Did you enjoy running Mississippi Queen?
Running a bar may sound like a dream job and, for a time, it was. I met people from all over the world and many of them were very interesting. But the same questions night after night does wear you down. “How much money do you make?” was frequently asked. My response: “Not enough.”
And the filthy smoke…I have never smoked and find the habit obnoxious. And I hope I haven’t contracted second-hand lung cancer.
Foreign guys had a ball. It was basically fun and friendly. I never even bothered to visit the famous “sex shows,” but everyone to their own.
Thai men’s idea of a fun night out was totally different. Their clubs were dead until 11pm and when you entered you were in almost total darkness. Thais rarely came to Patpong.
So MQ was an instant success?

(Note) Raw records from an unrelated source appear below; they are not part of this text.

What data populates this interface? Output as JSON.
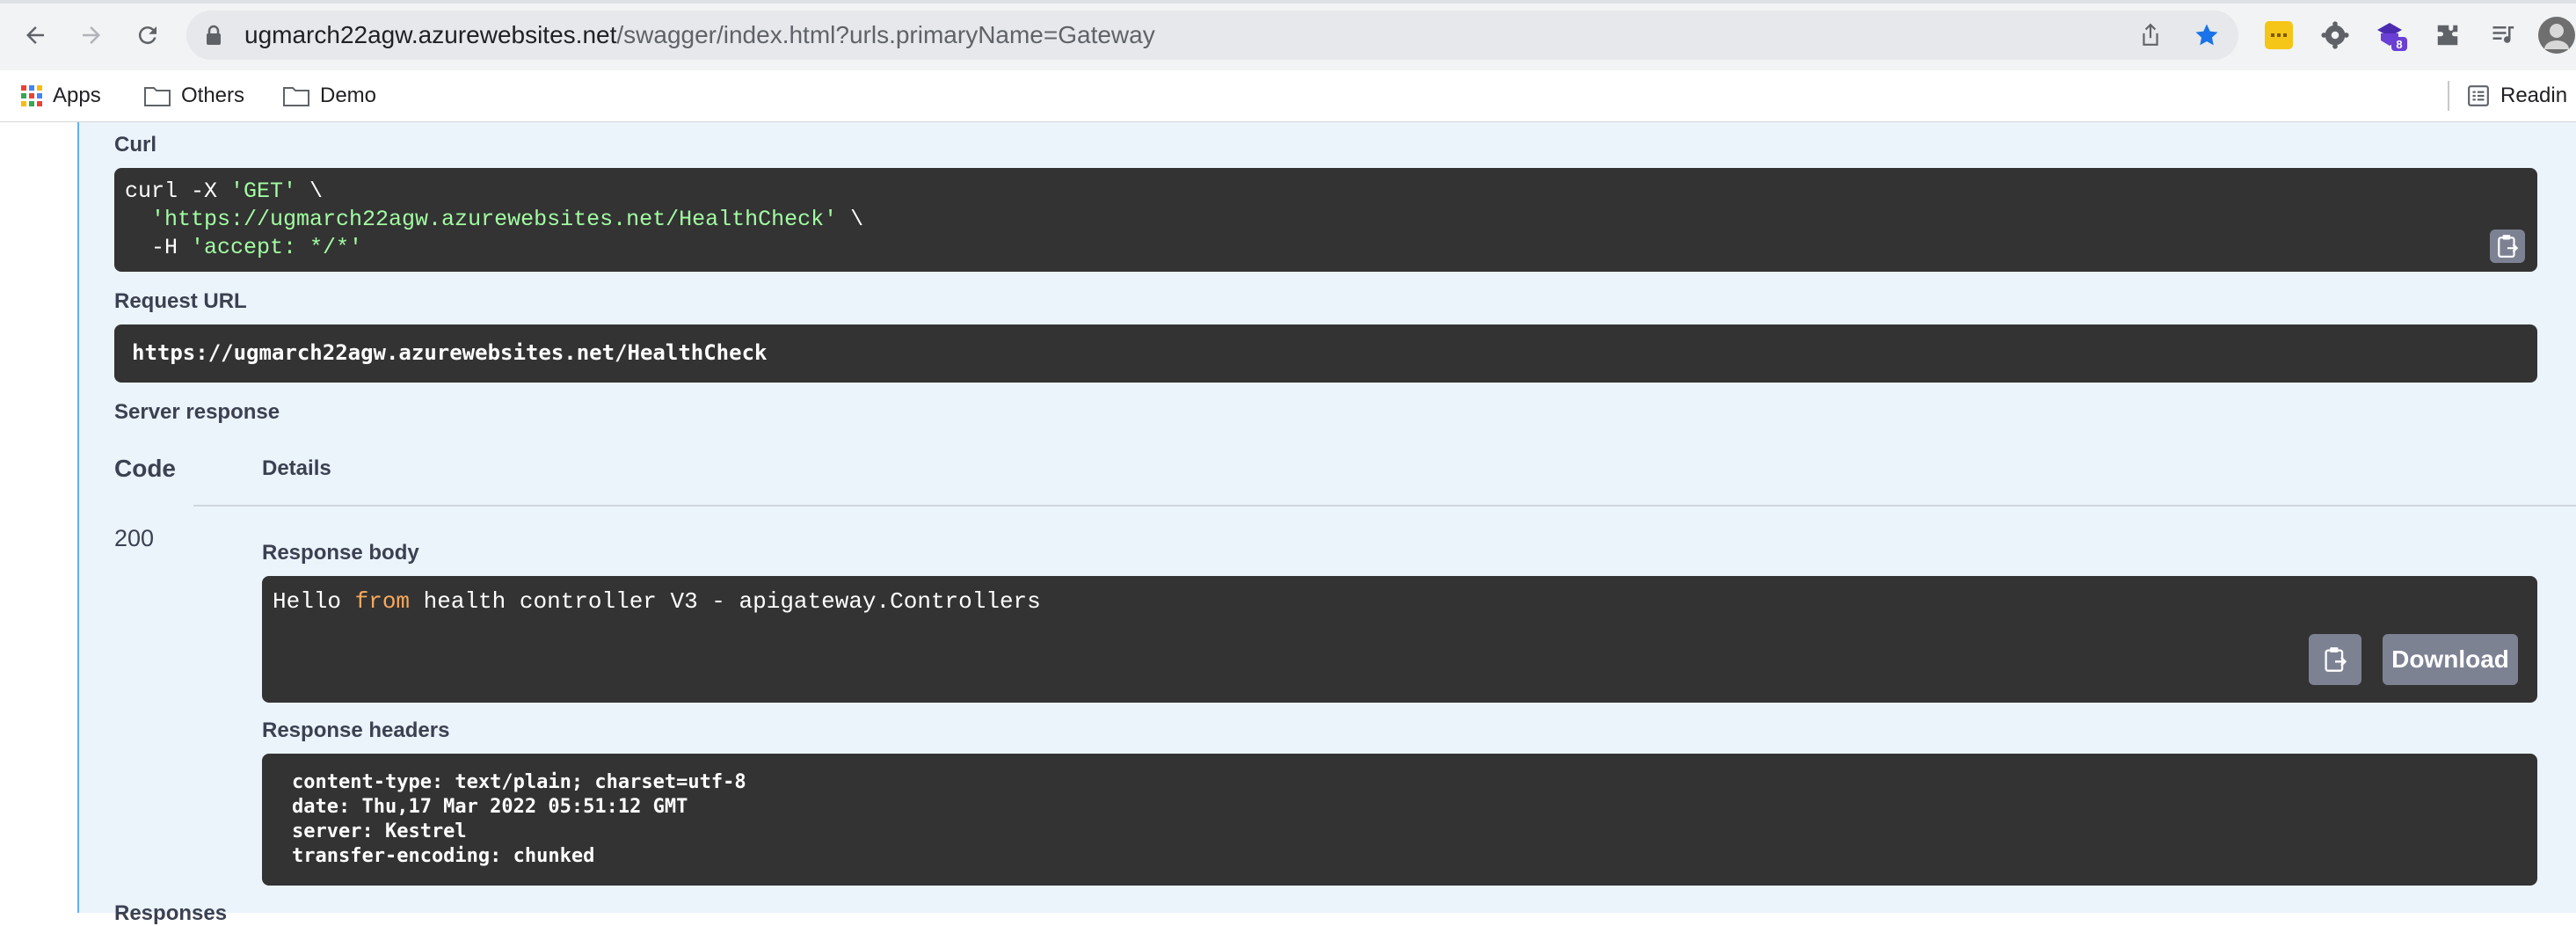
{
  "browser": {
    "url_host": "ugmarch22agw.azurewebsites.net",
    "url_path": "/swagger/index.html?urls.primaryName=Gateway",
    "extension_badge": "8",
    "bookmarks": [
      "Apps",
      "Others",
      "Demo"
    ],
    "reading_list": "Readin"
  },
  "curl": {
    "label": "Curl",
    "line1_cmd": "curl -X ",
    "line1_str": "'GET'",
    "line1_tail": " \\",
    "line2_str": "  'https://ugmarch22agw.azurewebsites.net/HealthCheck'",
    "line2_tail": " \\",
    "line3_cmd": "  -H ",
    "line3_str": "'accept: */*'"
  },
  "request_url": {
    "label": "Request URL",
    "value": "https://ugmarch22agw.azurewebsites.net/HealthCheck"
  },
  "server_response": {
    "label": "Server response",
    "col_code": "Code",
    "col_details": "Details",
    "code": "200",
    "body_label": "Response body",
    "body_pre": "Hello ",
    "body_kw": "from",
    "body_post": " health controller V3 - apigateway.Controllers",
    "download_label": "Download",
    "headers_label": "Response headers",
    "headers": [
      "content-type: text/plain; charset=utf-8",
      "date: Thu,17 Mar 2022 05:51:12 GMT",
      "server: Kestrel",
      "transfer-encoding: chunked"
    ],
    "next_section_partial": "Responses"
  }
}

Far from it. There were months when things were very quiet indeed and it was touch and go just paying the rent, which, incidentally, took to about mid-month just to cover!
In late 1977 the bar was chosen for three scenes of the movie, Deer Hunter. I had the opportunity to meet Robert DeNiro in his room at the Oriental Hotel. A very pleasant man. I also met Michael Cimino, the movie’s director, who I found very demanding. Filming took three nights but they paid well and in cash.
Other than Mississippi Queen, what was your favourite Patpong bar?
The Napoleon. I needed to escape the madness and enjoyed the movies they played there. I knew the Thermae and Nana Hotel long before the Arabs found them.
I was a terror with the ladies, even though I was married, until 1978 or so.
Were you hassled by the authorities back then?
The police were no problem whatsoever. There was no graft and we would do the usual Thai thing and give the beat cops money on the New Year holiday.
We did have a few punch ups and once a Thai fellow pulled a gun in the bar. Then, one weekend afternoon, we had three very nasty drunks threatening to harm the staff and wreck the bar. I kept CS spray (military issue) behind the bar and, after kind words failed, I blasted them with amazing effect. Game over. MQ wins! I never used it again. Bars in Australia would react far more aggressively.
Can Patpong’s glory days of the 1970s be revived?
No, those days will never return. There was an innocence about the place – and then there was also the music. Don’t think One Direction or even Puff Daddy would have cut it!
What did you do after closing Mississippi Queen?
After six lonely years in Australia, by an incredible stroke of luck and fate I met my current wife, Seda, a Cambodian lady, right here in Melbourne. Since then I have never looked back. That was May 1984. Seda is a former refugee. Happily the Cambodian culture is extremely close to the Thai. I get along famously with all her family. We travel at least once a year to Cambodia which has the innocence and amazing friendliness that Thailand had when I arrived so long ago.
From around 1982 I worked in the advertising field and also managed an industrial/machinery ex-hibition where I made good money and made good friends. Life couldn’t be better. My 26-year-old son runs a hugely successful kick boxing gym. He has no interest in Asia or Asian women. Indeed, he has no interest in travel. He finds it hard to believe I never watched Thai boxing during the ten years I lived in Thailand.
Have you visited Patpong in recent years?
In 1988 and 1990 Seda and I visited Patpong and its night market. It was all rather sad.
They were great years in Bangkok, but I never really thought I’d end up there permanently. Mean-while, it annoys the hell out of me that Thais can buy property here in Australia, while I couldn’t buy a square metre in Thailand.
Any regrets about your time in Thailand?
Not running faster.